n=1
(1+1/2)^1>=1+1/2 true for n=1
Assume n=k
(1+1/2)^k>=1+k/2
I am stuck on how to do the n=k+1. Any help is appreciated.

The inductive hypothesis is that $\displaystyle \left(1+\frac{1}{2}\right)^n\geq 1+\frac{n}{2}$ , so:

$\displaystyle \left(1+\frac{1}{2}\right)^{n+1}=\left(1+\frac{1}{ 2}\right)^n\left(1+\frac{1}{2}\right)\buildrel\tex t{ind. hyp.}\over \geq \left(1+\frac{n}{2}\right)\left(1+\frac{1}{2}\righ t)$ $\displaystyle =1+\frac{n+1}{2}+\frac{n}{4}\geq 1+\frac{n+1}{2}$ . QE.D.

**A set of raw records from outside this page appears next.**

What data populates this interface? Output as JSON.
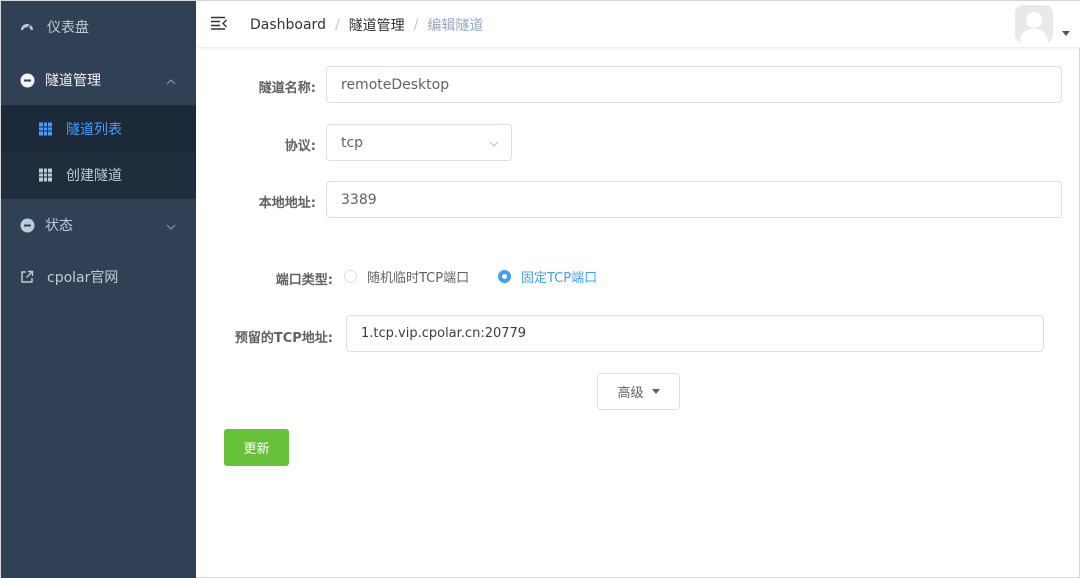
{
  "sidebar": {
    "items": [
      {
        "label": "仪表盘",
        "icon": "dashboard-icon"
      },
      {
        "label": "隧道管理",
        "icon": "circle-plus-icon",
        "expanded": true,
        "children": [
          {
            "label": "隧道列表",
            "icon": "grid-icon",
            "active": true
          },
          {
            "label": "创建隧道",
            "icon": "grid-icon"
          }
        ]
      },
      {
        "label": "状态",
        "icon": "circle-plus-icon",
        "expanded": false
      },
      {
        "label": "cpolar官网",
        "icon": "external-link-icon"
      }
    ]
  },
  "header": {
    "breadcrumb": [
      "Dashboard",
      "隧道管理",
      "编辑隧道"
    ],
    "separator": "/"
  },
  "form": {
    "tunnel_name_label": "隧道名称:",
    "tunnel_name_value": "remoteDesktop",
    "protocol_label": "协议:",
    "protocol_value": "tcp",
    "local_address_label": "本地地址:",
    "local_address_value": "3389",
    "port_type_label": "端口类型:",
    "port_type_options": [
      "随机临时TCP端口",
      "固定TCP端口"
    ],
    "port_type_selected": "固定TCP端口",
    "reserved_tcp_label": "预留的TCP地址:",
    "reserved_tcp_value": "1.tcp.vip.cpolar.cn:20779",
    "advanced_label": "高级",
    "update_label": "更新"
  },
  "colors": {
    "sidebar_bg": "#304156",
    "submenu_bg": "#1f2d3d",
    "accent": "#409eff",
    "success": "#67c23a"
  }
}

Tonio
• Nov 28th 2009, 06:46 PM
discretec
Quote:

Originally Posted by tonio
The inductive hypothesis is that $\displaystyle \left(1+\frac{1}{2}\right)^n\geq 1+\frac{n}{2}$ , so:

$\displaystyle \left(1+\frac{1}{2}\right)^{n+1}=\left(1+\frac{1}{ 2}\right)^n\left(1+\frac{1}{2}\right)\buildrel\tex t{ind. hyp.}\over \geq \left(1+\frac{n}{2}\right)\left(1+\frac{1}{2}\righ t)$ $\displaystyle =1+\frac{n+1}{2}+\frac{n}{4}\geq 1+\frac{n+1}{2}$ . QE.D.

Tonio

Can I ask what you mean by QE.D.?
• Nov 28th 2009, 06:52 PM
tonio
Quote:

Originally Posted by discretec
Can I ask what you mean by Q.E.D.?

Q.E.D. = Quod erat demonstrandum = what had to be demonstrated.

According to a friend of mine, Q.E.D. = Queer and Ethereal Dork (it's tough to love mathematics...**sigh**)

Tonio
• Nov 28th 2009, 07:08 PM
discretec
Quote:

Originally Posted by tonio
The inductive hypothesis is that $\displaystyle \left(1+\frac{1}{2}\right)^n\geq 1+\frac{n}{2}$ , so:

$\displaystyle \left(1+\frac{1}{2}\right)^{n+1}=\left(1+\frac{1}{ 2}\right)^n\left(1+\frac{1}{2}\right)\buildrel\tex t{ind. hyp.}\over \geq \left(1+\frac{n}{2}\right)\left(1+\frac{1}{2}\righ t)$ $\displaystyle =1+\frac{n+1}{2}+\frac{n}{4}\geq 1+\frac{n+1}{2}$ . QE.D.

Tonio

Thank you for your help. I am going to stare at this one for awhile. These types of induction problems give me so much trouble. (Thinking) lol
• Nov 28th 2009, 07:09 PM
discretec
Quote:

Originally Posted by tonio
Q.E.D. = Quod erat demonstrandum = what had to be demonstrated.

According to a friend of mine, Q.E.D. = Queer and Ethereal Dork (it's tough to love mathematics...**sigh**)

Tonio

(Giggle)